*What you are asked to do*
Filter this data down to the lines that hold "Weapons", and copy them.

*Task inputs*
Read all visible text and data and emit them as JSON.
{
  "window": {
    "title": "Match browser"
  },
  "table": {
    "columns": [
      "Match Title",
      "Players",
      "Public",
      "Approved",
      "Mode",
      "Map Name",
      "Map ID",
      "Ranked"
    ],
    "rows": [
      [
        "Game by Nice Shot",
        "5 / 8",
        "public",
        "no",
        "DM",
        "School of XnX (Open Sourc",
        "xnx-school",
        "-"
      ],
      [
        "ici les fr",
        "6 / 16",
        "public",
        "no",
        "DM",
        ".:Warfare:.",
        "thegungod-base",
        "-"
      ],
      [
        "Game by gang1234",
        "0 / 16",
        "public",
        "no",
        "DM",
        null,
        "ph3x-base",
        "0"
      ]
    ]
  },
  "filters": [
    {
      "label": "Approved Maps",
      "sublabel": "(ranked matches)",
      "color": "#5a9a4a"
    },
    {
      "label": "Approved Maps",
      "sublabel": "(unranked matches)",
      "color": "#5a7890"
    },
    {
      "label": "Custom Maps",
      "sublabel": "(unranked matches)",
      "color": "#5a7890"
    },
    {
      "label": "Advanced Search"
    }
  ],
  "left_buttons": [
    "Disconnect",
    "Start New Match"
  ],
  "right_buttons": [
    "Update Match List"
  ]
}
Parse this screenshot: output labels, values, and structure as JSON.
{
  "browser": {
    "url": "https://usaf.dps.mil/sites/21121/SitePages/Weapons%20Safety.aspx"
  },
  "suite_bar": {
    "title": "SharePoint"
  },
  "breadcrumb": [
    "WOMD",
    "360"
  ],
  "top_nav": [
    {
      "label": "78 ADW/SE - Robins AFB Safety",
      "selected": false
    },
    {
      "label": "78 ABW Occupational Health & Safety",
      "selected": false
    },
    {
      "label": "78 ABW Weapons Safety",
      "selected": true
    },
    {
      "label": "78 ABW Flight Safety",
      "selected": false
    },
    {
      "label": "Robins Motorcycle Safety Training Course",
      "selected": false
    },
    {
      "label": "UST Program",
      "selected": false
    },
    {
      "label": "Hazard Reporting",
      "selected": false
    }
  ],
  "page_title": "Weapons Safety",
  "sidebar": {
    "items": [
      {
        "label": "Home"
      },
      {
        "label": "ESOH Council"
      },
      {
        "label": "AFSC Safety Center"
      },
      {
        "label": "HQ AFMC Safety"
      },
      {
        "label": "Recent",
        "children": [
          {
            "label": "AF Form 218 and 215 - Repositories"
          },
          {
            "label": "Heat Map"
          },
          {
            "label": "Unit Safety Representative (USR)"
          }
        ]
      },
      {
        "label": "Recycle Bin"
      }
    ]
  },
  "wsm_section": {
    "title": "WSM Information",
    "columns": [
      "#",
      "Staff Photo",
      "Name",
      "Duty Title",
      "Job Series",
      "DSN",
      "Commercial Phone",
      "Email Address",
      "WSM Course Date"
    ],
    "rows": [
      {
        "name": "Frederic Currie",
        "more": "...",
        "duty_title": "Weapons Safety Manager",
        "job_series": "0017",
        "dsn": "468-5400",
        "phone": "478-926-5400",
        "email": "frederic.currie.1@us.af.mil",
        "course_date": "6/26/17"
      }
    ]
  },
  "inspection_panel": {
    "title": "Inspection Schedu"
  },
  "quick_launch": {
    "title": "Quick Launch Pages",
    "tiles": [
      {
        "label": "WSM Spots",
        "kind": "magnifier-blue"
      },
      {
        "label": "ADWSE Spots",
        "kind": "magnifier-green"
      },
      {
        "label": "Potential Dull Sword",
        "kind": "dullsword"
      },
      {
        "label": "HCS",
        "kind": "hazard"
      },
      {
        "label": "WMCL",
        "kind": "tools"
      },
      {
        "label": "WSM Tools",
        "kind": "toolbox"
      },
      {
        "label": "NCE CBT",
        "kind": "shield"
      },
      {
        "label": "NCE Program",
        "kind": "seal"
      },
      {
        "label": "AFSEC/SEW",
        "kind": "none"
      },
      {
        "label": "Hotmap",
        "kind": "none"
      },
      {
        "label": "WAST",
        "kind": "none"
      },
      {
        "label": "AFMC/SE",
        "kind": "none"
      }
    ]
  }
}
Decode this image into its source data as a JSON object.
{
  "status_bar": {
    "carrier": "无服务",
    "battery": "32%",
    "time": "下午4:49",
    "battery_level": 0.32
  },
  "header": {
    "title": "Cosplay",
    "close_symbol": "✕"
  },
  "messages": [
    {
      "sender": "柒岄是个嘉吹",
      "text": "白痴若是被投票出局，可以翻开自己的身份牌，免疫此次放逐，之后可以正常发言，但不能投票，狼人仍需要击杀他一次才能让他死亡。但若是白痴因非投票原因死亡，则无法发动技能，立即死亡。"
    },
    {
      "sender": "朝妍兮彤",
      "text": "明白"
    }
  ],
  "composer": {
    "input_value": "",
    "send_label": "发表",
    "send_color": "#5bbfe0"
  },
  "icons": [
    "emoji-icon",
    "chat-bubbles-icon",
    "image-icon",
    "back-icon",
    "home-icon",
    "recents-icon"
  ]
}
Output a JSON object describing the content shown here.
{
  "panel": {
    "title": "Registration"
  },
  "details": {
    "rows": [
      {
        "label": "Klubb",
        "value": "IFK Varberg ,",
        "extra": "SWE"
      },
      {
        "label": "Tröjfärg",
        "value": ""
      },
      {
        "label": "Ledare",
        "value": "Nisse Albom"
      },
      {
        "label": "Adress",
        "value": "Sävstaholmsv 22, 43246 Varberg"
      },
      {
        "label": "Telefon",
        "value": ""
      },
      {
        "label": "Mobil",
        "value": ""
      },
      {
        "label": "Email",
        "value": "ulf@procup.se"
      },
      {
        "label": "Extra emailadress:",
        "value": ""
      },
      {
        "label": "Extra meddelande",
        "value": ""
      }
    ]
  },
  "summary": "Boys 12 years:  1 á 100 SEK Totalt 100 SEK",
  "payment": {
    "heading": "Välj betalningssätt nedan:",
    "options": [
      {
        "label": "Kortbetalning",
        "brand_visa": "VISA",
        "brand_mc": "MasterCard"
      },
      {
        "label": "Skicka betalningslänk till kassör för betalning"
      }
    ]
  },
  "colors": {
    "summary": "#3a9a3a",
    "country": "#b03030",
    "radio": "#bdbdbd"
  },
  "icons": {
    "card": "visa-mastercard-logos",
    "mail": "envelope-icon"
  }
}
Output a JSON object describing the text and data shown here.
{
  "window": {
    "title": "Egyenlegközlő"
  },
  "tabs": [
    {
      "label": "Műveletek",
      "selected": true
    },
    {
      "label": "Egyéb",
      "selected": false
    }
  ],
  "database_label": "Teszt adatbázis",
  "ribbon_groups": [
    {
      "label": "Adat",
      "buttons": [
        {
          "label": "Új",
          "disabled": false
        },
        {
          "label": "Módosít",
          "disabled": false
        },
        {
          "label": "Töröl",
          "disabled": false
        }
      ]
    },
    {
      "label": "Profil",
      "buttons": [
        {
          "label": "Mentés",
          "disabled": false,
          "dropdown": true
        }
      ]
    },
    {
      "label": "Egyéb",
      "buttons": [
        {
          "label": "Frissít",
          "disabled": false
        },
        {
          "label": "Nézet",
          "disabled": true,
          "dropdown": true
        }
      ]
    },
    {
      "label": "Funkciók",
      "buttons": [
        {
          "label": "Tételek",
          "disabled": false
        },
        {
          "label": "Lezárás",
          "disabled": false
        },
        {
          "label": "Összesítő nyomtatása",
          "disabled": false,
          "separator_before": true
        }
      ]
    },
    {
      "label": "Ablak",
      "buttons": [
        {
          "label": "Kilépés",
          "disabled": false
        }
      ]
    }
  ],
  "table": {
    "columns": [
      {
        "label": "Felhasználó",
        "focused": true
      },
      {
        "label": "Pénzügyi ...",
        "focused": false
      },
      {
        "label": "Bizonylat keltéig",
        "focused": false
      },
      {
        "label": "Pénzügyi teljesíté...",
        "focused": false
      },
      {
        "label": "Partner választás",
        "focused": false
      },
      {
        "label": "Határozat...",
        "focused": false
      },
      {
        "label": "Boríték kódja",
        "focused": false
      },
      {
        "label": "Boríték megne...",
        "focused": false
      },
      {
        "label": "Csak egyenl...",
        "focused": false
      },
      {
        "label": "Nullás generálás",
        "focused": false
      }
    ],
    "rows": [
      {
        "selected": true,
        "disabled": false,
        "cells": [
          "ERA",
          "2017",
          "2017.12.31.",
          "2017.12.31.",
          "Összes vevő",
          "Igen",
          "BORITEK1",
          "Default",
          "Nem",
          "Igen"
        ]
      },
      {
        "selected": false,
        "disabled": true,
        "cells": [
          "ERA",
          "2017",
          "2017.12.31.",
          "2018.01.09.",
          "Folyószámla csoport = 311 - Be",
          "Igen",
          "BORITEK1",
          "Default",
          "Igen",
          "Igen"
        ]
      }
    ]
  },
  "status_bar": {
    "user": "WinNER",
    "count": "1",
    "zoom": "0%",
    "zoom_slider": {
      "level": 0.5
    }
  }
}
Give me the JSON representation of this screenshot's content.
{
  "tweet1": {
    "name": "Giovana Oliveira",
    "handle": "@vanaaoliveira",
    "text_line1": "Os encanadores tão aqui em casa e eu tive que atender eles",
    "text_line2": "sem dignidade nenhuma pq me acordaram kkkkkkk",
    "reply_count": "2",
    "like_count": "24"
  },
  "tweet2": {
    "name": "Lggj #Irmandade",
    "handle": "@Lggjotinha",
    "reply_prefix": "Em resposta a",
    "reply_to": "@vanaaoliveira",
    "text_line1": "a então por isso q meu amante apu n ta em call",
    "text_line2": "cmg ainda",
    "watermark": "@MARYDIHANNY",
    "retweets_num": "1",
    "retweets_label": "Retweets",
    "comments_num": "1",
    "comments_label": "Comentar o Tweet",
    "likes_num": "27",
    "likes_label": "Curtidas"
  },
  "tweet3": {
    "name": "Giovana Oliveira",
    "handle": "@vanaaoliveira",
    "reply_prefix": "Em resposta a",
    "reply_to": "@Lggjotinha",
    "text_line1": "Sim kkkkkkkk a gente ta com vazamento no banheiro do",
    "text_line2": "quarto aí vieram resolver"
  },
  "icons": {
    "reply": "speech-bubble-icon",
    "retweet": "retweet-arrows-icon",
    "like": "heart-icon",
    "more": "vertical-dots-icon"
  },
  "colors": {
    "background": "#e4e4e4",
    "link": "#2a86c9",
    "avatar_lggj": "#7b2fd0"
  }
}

*Solution to this problem*
    "url": "https://usaf.dps.mil/sites/21121/SitePages/Weapons%20Safety.aspx"
      "label": "78 ABW Weapons Safety",
  "page_title": "Weapons Safety",
        "duty_title": "Weapons Safety Manager",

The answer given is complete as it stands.